"I really do not understand you, Mr. saddletree," said Butler, thus pushed hard for an answer.
"No, Mrs. saddletree—I am not to have it," replied Butler, more collectedly.
When Mrs. saddletree entered the apartment in which her guests had shrouded their misery, she found the window darkened.
It now occurred to Jeanie that she should have consulted with Mrs. saddletree on this subject.
But with time there came a relaxation of that early zeal which she manifested in Mrs. saddletree's service.
"I speak Latin like a lawyer, Mr. Butler, and not like a schoolmaster," retorted saddletree.
When the question was put to saddletree, he looked very scornful.
And as for Mr. saddletree, he might be in a lying-in hospital, and ne'er find out what the women cam there for.
When Jeanie and Butler retired, Mr. saddletree entered upon the business which chiefly interested the family.

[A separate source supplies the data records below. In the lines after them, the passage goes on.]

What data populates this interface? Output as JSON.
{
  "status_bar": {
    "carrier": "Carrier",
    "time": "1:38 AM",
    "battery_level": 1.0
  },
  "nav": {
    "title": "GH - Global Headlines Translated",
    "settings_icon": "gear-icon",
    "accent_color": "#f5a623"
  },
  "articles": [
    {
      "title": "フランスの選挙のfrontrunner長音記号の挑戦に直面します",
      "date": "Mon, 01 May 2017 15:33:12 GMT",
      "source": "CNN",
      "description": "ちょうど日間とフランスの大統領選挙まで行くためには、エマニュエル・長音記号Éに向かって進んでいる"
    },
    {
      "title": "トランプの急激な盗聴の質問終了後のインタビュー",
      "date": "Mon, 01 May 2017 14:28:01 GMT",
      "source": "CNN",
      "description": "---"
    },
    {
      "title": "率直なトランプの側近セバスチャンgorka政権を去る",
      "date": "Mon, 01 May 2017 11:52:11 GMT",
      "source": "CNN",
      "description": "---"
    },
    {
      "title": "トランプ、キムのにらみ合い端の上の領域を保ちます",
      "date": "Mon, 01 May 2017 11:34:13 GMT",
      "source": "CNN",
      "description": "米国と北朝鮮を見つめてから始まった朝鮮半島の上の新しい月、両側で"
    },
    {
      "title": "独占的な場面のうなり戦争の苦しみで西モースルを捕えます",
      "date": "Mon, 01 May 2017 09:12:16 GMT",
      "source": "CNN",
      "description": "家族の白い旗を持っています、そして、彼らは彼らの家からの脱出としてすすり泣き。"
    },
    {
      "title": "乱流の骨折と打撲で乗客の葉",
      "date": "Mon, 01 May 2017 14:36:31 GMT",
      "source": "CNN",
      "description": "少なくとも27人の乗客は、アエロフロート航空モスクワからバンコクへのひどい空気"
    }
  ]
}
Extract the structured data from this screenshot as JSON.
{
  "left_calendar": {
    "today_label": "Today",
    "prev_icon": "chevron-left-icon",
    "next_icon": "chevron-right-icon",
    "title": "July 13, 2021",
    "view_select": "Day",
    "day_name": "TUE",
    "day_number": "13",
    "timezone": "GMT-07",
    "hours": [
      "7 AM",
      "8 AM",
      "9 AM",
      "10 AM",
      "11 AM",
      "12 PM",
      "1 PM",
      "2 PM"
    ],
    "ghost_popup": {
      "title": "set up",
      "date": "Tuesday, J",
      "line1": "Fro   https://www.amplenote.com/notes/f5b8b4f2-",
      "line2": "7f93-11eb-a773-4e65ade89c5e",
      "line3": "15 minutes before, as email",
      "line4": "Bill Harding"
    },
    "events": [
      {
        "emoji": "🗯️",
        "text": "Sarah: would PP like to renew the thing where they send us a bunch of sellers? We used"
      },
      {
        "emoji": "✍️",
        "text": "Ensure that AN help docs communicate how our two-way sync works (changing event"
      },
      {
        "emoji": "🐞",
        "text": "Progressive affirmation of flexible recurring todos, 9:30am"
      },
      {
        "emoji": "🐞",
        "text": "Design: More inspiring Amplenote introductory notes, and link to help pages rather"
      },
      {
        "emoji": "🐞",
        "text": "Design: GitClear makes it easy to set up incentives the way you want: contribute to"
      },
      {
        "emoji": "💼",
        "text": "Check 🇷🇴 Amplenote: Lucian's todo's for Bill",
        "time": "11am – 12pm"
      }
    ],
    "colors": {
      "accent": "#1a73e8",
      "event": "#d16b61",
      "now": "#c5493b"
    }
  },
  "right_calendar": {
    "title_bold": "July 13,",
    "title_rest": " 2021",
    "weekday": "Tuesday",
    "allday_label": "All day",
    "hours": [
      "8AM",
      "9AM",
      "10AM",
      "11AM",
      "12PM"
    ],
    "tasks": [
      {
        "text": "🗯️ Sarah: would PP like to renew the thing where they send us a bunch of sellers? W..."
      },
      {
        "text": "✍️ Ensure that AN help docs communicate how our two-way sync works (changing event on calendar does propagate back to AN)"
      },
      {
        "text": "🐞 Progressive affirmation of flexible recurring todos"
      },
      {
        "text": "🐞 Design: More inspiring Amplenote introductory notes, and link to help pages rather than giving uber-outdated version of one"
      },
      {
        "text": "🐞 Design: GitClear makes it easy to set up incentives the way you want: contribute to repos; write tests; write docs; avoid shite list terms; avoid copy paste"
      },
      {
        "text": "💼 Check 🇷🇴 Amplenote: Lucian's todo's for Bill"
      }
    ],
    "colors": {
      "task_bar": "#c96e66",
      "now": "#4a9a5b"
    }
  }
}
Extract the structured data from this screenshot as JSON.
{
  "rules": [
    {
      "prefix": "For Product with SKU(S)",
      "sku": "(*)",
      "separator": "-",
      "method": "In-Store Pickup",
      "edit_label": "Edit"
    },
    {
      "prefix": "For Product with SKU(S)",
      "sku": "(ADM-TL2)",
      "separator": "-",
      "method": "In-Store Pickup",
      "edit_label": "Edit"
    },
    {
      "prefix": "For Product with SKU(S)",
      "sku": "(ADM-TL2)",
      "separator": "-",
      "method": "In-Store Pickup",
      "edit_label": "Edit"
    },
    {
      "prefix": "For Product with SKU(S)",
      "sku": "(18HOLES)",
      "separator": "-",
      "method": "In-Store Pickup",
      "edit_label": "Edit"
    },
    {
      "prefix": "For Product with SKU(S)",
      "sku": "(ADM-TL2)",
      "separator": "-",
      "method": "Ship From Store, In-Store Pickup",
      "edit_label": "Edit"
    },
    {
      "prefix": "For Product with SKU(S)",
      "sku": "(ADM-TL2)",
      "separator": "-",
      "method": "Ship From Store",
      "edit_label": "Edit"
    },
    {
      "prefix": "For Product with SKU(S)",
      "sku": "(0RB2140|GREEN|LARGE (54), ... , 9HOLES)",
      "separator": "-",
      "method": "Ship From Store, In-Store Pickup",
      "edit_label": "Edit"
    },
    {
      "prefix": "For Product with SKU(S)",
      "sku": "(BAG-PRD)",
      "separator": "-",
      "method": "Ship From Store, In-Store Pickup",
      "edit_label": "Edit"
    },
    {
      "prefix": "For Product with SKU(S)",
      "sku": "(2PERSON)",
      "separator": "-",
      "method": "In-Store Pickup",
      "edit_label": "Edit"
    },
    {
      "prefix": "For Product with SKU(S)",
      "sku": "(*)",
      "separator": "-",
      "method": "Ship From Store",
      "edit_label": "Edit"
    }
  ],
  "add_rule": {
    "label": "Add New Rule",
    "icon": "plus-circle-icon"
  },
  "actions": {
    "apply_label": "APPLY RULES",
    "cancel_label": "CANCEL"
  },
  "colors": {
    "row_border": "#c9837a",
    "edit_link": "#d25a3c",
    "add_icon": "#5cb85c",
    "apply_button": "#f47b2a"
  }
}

But Mrs. saddletree kept him to point, partly out of real interest, partly from curiosity.